(Web page and app entries)

○ ○ ○ ○ ○

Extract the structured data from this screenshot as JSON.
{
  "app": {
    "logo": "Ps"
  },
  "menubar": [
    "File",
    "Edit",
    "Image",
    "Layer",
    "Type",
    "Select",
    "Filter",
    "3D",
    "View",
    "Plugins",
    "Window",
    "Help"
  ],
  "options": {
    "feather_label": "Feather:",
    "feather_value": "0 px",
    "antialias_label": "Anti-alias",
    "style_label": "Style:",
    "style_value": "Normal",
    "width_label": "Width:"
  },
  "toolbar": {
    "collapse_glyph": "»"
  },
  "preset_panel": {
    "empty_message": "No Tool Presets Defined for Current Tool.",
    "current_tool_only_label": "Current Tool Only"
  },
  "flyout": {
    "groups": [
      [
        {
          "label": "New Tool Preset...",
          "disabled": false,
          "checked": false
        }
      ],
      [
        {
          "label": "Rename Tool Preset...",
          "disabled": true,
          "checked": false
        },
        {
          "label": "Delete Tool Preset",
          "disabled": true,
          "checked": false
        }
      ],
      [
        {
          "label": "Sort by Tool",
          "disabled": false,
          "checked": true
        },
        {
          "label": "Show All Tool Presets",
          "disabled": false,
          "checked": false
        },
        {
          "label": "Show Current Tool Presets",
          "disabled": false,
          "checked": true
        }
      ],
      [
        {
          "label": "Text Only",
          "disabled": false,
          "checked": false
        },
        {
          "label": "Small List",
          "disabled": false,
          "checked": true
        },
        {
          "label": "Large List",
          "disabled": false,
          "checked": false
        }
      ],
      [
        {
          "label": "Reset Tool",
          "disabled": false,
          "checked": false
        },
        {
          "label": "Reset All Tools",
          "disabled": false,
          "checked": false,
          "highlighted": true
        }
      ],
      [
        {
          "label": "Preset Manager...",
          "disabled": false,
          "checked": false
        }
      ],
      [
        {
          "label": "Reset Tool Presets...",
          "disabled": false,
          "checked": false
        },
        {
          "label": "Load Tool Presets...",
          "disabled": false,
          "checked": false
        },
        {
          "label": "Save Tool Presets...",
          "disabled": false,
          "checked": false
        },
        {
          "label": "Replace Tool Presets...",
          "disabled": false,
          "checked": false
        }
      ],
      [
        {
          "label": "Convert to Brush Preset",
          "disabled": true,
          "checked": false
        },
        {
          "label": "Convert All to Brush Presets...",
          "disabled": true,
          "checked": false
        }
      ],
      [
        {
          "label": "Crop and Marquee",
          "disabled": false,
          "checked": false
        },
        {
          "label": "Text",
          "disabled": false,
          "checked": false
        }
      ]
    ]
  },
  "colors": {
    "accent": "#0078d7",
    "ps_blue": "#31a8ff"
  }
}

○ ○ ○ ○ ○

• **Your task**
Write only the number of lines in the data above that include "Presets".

• **Answer to this problem**
8